means that even though the outcome is the same, in this case lukewarm water,
the change is different because the reference point is different. In this
sense, gaining fifty dollars is good if we had the probability of gaining nothing;
however, it is not seen as good if the other probable outcome was gaining two
thousand dollars

### Prospect Theory: Sensitivity to Dimensions

Sensitivity to dimensions is the
difference between two sets of money. This difference gets lower if the amount
of money is large and vice versa. This could also be applied to physical
changes such as a small light being turned on in a dark room, compared to in a
well-lit one. When this concept is applied to money, the subjective difference
between the amounts of money becomes evident. For example, even though the difference
between nothing and twenty dollars and the difference between one thousand and one
thousand dollars is the same in terms of monetary value, it is not in terms of
individual worth.

### Prospect Theory: Loss Aversion

The third cognitive feature of
prospect theory is loss aversion.
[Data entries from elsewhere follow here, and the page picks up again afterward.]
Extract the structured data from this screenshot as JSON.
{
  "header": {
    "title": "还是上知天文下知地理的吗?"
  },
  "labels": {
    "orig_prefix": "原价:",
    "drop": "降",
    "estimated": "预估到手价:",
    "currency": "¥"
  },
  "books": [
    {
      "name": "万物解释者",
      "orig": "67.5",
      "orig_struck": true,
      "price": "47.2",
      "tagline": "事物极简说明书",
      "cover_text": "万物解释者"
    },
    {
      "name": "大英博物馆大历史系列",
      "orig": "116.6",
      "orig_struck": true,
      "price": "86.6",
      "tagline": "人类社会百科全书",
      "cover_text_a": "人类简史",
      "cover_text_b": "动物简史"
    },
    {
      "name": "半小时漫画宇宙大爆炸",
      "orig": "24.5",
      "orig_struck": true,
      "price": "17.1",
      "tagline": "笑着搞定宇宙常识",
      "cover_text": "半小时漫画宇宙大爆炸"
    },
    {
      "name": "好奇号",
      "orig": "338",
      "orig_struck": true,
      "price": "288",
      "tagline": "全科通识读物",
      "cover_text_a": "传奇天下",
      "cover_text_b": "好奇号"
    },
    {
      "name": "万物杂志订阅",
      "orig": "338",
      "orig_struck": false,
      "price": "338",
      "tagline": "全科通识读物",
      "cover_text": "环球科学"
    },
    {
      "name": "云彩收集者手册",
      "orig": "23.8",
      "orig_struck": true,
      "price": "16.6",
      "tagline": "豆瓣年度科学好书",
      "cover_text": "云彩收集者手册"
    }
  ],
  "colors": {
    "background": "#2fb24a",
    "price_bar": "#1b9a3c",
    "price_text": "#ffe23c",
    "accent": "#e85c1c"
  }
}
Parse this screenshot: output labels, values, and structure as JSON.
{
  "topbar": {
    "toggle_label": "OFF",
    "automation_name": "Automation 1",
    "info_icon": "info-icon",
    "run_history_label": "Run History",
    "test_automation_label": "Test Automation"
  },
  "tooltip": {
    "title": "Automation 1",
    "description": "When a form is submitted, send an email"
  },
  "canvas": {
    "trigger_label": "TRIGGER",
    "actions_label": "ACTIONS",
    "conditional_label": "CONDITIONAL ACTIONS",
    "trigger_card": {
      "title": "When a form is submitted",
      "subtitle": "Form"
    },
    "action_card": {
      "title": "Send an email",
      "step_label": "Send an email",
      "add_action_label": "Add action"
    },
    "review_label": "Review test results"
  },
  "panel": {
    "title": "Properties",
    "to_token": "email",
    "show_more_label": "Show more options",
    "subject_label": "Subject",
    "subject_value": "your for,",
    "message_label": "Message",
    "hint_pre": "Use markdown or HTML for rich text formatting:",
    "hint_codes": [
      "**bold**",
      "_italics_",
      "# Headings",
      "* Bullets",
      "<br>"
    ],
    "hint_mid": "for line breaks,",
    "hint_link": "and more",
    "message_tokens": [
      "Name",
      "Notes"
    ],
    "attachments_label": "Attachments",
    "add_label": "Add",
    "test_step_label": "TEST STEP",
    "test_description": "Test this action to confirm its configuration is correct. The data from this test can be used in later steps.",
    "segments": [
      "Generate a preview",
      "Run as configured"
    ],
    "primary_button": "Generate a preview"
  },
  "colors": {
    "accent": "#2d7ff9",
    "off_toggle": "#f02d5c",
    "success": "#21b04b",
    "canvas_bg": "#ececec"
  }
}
This means that losses have a bigger effect
than gains (Saka, 2011). According to Kahneman (2011), loss aversion can be seen as an
evolutionary trait because people who avoided risks rather than take a chance
at opportunities had a better probability of surviving any danger and, then
reproducing, thus passing down along that trait. In order to understand loss
aversion we have to balance out the subjective gain against the subjective
lose. The loss aversion ratio is commonly set in the range of 1.5 to 2.5
(Kahneman, 2011).

In his book “Thinking Fast and
Slow,” Kahneman describes two systems that operate within the mind. System one
is automatic and system two is deliberate. System one takes care of unconscious
decisions, it is the one that operates with heuristics, but it is not good with
complex operations such as logical reasoning. System two takes more effort, it
has to be focused on one thing when it is processing information, but it does
solve complex operations such as analyzing and compiling data.

He adds to the concept of loss
aversion that the rejection of a gamble is deliberate, therefore, people are
using their system two; however, the refusal of a gamble is usually motivated
by an emotional input that is developed by system one. He also adds that the
impact of losses depends heavily on each person. For example, if someone is a
professional risk taker, they become less risk averse. An interesting point is
that the person does not have to be a risk taker, but rather to think like one.
In an experiment, an experimental group was told to think like a trader and the
results of the experiment were that their physical responses to losses had been
greatly reduced.

### Flaws in Prospect Theory

One of the short comings of
prospect theory is that if the reference point is zero and the probability of a
positive outcome is large, then, the high probability becomes the reference
point (Kahneman, 2011). For example, consider the following gamble: in the
first case, there is a one percent chance that an individual wins one million
dollars. In the second case, there is a ninety percent chance of probability of
winning twenty dollars and a ten percent probability that the person does not
win anything, and in the final case, there is a ten percent of winning nothing
and a ninety-one of winning a million. In the three cases, prospect theory
assigns an equal value to winning nothing, however, the third case has a bigger
psychological impact because the high probability of winning makes losing
disappointing and seen now as a loss instead of no change.

Thus, prospect theory has a problem
with changing the worth of a consequence when the other choice has a lot of
value or when the outcome is not probable.

#### References

Briggs, R. (2014, August 8). Normative Theories of Rational Choice: Expected Utility. Retrieved December 9, 2015, from http://plato.stanford.edu/entries/rationality-normative-utility/

Daniel Bernoulli. (n.d.). Retrieved December 8, 2015, from http://www.famousscientists.org/daniel-bernoulli/

Hardman,
D. (2009).

*Judgment and decision making*. Malden, MA: Wiley-Blackwell.
Kahneman,
D. (2011).

*Thinking, fast and slow*.
The problem with expected value theory. (n.d.). Retrieved December 9, 2015, from http://www.calculemus.org/logica/log-ekon/exprobab-zad.html